[Component data from apps and pages]
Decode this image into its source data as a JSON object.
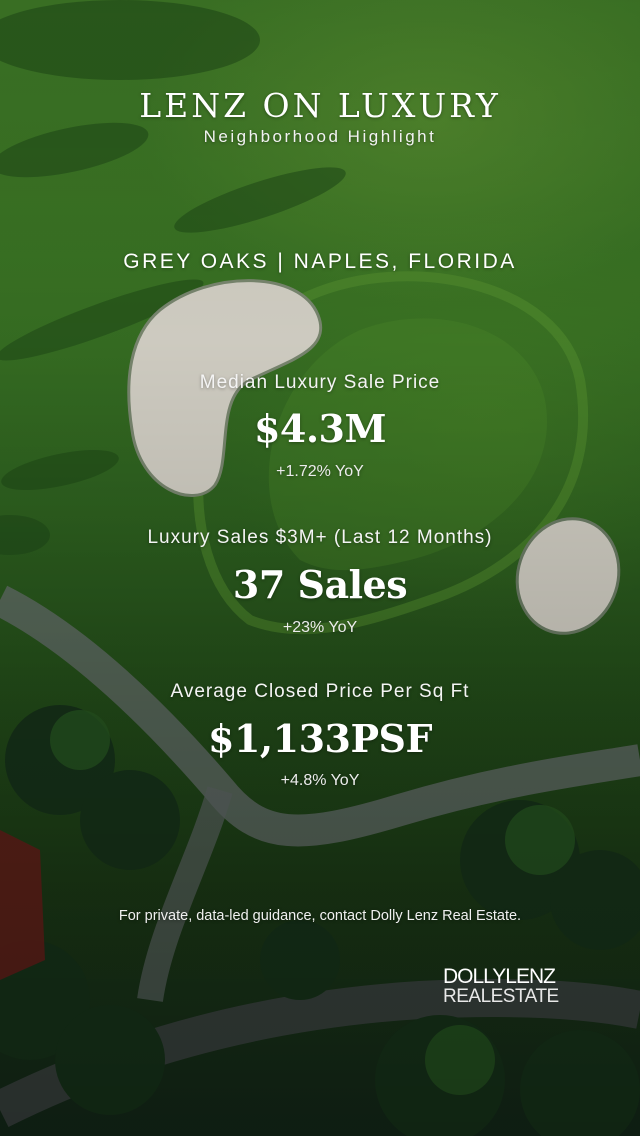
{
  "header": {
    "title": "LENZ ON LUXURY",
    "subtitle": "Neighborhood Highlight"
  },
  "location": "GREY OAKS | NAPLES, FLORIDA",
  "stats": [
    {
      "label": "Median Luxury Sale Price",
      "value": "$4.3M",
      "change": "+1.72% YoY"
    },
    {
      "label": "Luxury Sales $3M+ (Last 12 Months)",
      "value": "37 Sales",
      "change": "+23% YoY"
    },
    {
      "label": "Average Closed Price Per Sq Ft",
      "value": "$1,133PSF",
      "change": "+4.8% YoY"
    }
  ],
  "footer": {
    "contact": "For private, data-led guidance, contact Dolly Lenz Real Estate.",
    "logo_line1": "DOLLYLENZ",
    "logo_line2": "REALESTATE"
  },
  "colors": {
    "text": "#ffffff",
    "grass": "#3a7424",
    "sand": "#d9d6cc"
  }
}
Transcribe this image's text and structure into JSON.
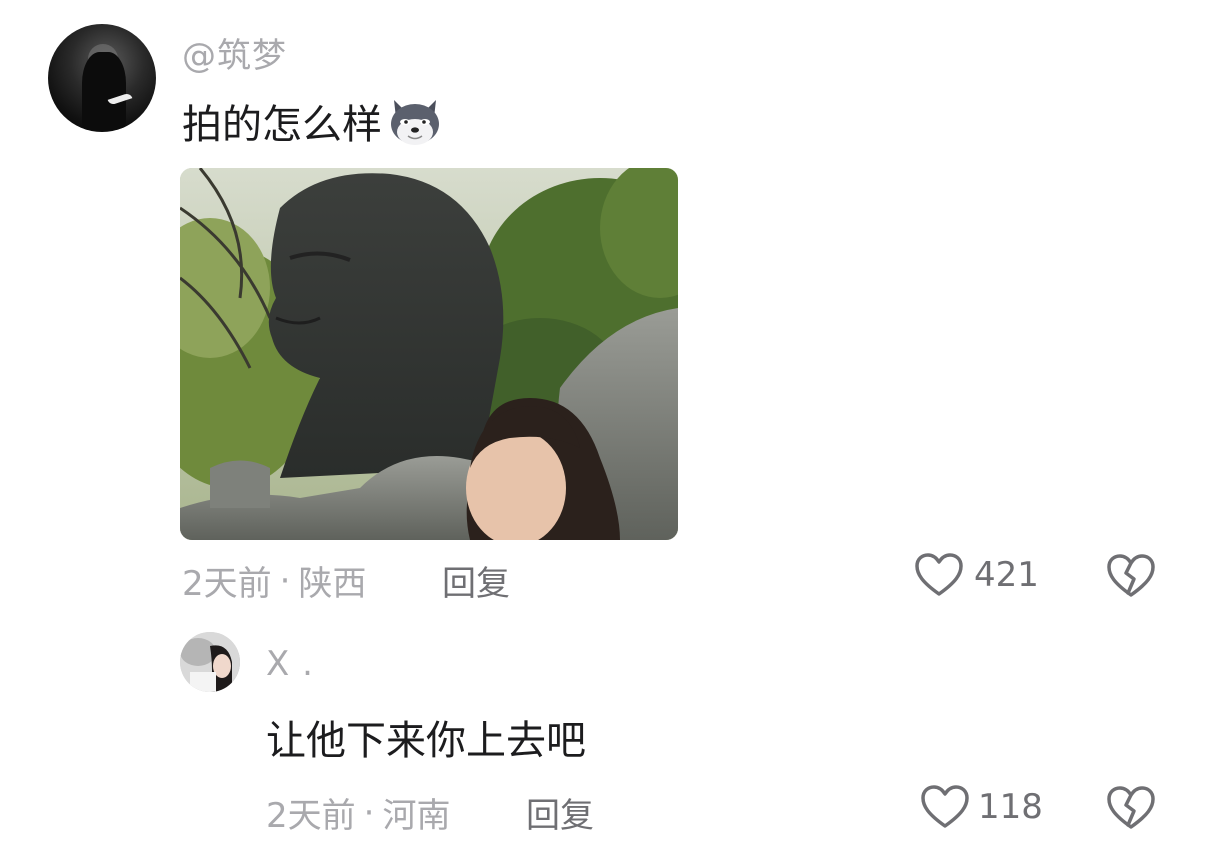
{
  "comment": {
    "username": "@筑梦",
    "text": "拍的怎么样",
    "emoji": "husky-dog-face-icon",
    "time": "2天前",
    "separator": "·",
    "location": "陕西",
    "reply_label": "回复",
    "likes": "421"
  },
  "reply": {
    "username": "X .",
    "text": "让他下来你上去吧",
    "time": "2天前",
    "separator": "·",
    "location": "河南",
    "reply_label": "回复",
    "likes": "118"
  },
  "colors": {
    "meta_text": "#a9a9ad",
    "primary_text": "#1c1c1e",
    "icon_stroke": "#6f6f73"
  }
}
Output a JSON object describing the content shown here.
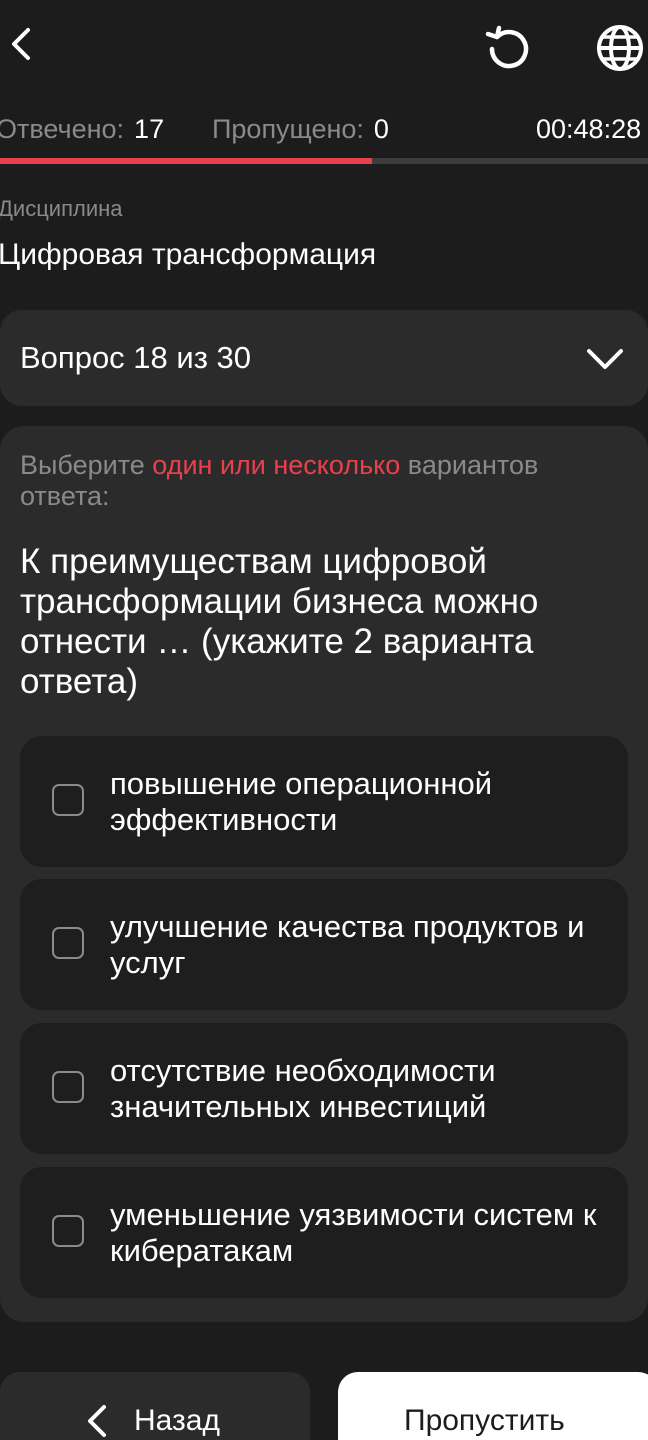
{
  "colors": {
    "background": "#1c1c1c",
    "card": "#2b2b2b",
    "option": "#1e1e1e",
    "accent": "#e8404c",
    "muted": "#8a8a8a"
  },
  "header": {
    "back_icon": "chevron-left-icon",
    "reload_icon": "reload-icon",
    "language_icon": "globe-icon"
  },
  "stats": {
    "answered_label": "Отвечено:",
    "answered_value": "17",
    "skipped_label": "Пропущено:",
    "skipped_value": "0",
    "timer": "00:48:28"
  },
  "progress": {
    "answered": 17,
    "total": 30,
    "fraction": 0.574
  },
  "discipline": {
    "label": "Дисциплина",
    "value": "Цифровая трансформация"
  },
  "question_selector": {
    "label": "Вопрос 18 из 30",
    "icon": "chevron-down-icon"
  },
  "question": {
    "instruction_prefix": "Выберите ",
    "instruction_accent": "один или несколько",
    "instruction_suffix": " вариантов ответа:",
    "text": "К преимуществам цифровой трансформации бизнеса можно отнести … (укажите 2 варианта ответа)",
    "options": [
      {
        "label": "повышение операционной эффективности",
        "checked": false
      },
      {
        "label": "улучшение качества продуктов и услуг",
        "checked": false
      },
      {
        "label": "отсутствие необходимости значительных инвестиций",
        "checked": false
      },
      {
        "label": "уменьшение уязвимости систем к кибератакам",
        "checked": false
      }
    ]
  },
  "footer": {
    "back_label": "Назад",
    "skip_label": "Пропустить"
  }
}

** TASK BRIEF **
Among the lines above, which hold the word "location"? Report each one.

** OUTPUT FOR THIS EXERCISE **
  "location": "GREY OAKS | NAPLES, FLORIDA",
    "location": "陕西",
    "location": "河南",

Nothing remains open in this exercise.